■ **TASK BRIEF**
Below are the records to retype. Keep every character exactly and leave out the pictures.

Data excerpts
# # # # #

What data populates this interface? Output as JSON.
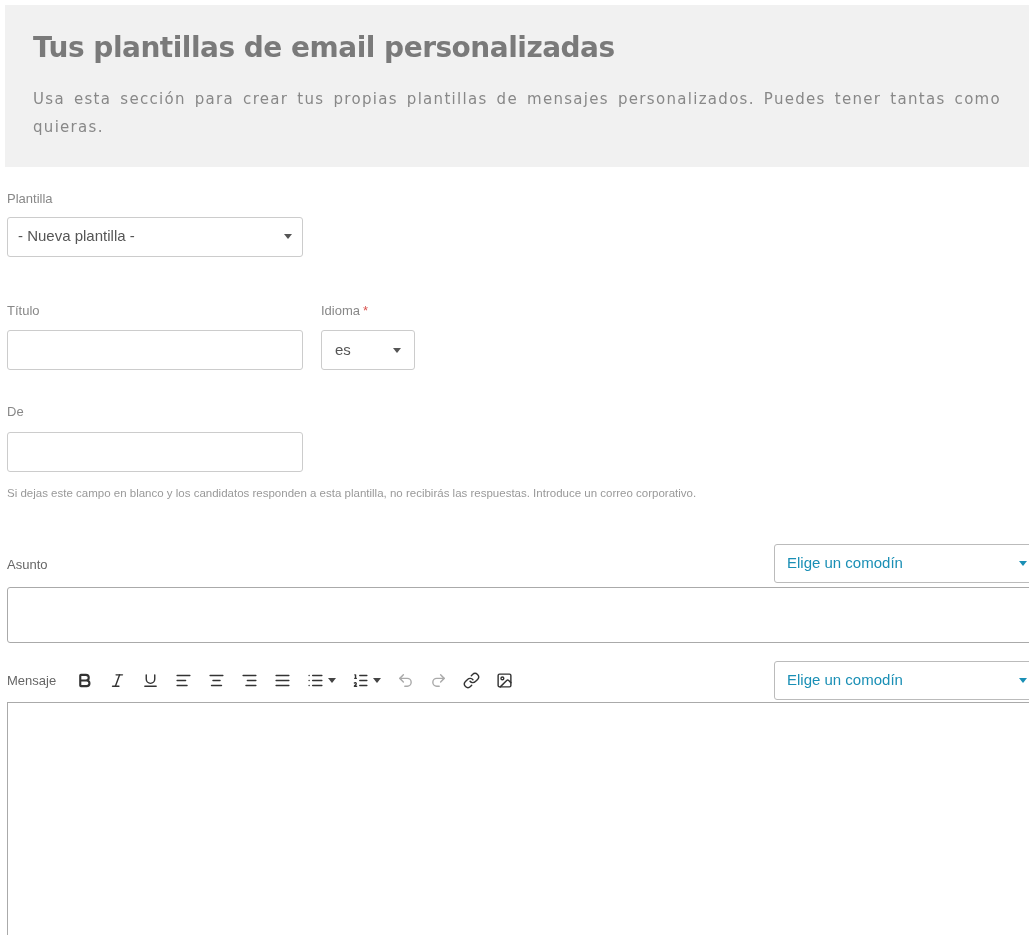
{
  "header": {
    "title": "Tus plantillas de email personalizadas",
    "description": "Usa esta sección para crear tus propias plantillas de mensajes personalizados. Puedes tener tantas como quieras."
  },
  "template_field": {
    "label": "Plantilla",
    "value": "- Nueva plantilla -"
  },
  "title_field": {
    "label": "Título"
  },
  "language_field": {
    "label": "Idioma",
    "required_mark": "*",
    "value": "es"
  },
  "from_field": {
    "label": "De",
    "help": "Si dejas este campo en blanco y los candidatos responden a esta plantilla, no recibirás las respuestas. Introduce un correo corporativo."
  },
  "subject_field": {
    "label": "Asunto",
    "wildcard": "Elige un comodín"
  },
  "message_field": {
    "label": "Mensaje",
    "wildcard": "Elige un comodín",
    "toolbar": [
      {
        "kind": "bold"
      },
      {
        "kind": "italic"
      },
      {
        "kind": "underline"
      },
      {
        "kind": "align-left"
      },
      {
        "kind": "align-center"
      },
      {
        "kind": "align-right"
      },
      {
        "kind": "align-justify"
      },
      {
        "kind": "bullet-list"
      },
      {
        "kind": "numbered-list"
      },
      {
        "kind": "undo"
      },
      {
        "kind": "redo"
      },
      {
        "kind": "link"
      },
      {
        "kind": "image"
      }
    ]
  }
}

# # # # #

■ **FINAL ANSWER**
What data populates this interface? Output as JSON.
{
  "header": {
    "title": "Tus plantillas de email personalizadas",
    "description": "Usa esta sección para crear tus propias plantillas de mensajes personalizados. Puedes tener tantas como quieras."
  },
  "template_field": {
    "label": "Plantilla",
    "value": "- Nueva plantilla -"
  },
  "title_field": {
    "label": "Título"
  },
  "language_field": {
    "label": "Idioma",
    "required_mark": "*",
    "value": "es"
  },
  "from_field": {
    "label": "De",
    "help": "Si dejas este campo en blanco y los candidatos responden a esta plantilla, no recibirás las respuestas. Introduce un correo corporativo."
  },
  "subject_field": {
    "label": "Asunto",
    "wildcard": "Elige un comodín"
  },
  "message_field": {
    "label": "Mensaje",
    "wildcard": "Elige un comodín",
    "toolbar": [
      {
        "kind": "bold"
      },
      {
        "kind": "italic"
      },
      {
        "kind": "underline"
      },
      {
        "kind": "align-left"
      },
      {
        "kind": "align-center"
      },
      {
        "kind": "align-right"
      },
      {
        "kind": "align-justify"
      },
      {
        "kind": "bullet-list"
      },
      {
        "kind": "numbered-list"
      },
      {
        "kind": "undo"
      },
      {
        "kind": "redo"
      },
      {
        "kind": "link"
      },
      {
        "kind": "image"
      }
    ]
  }
}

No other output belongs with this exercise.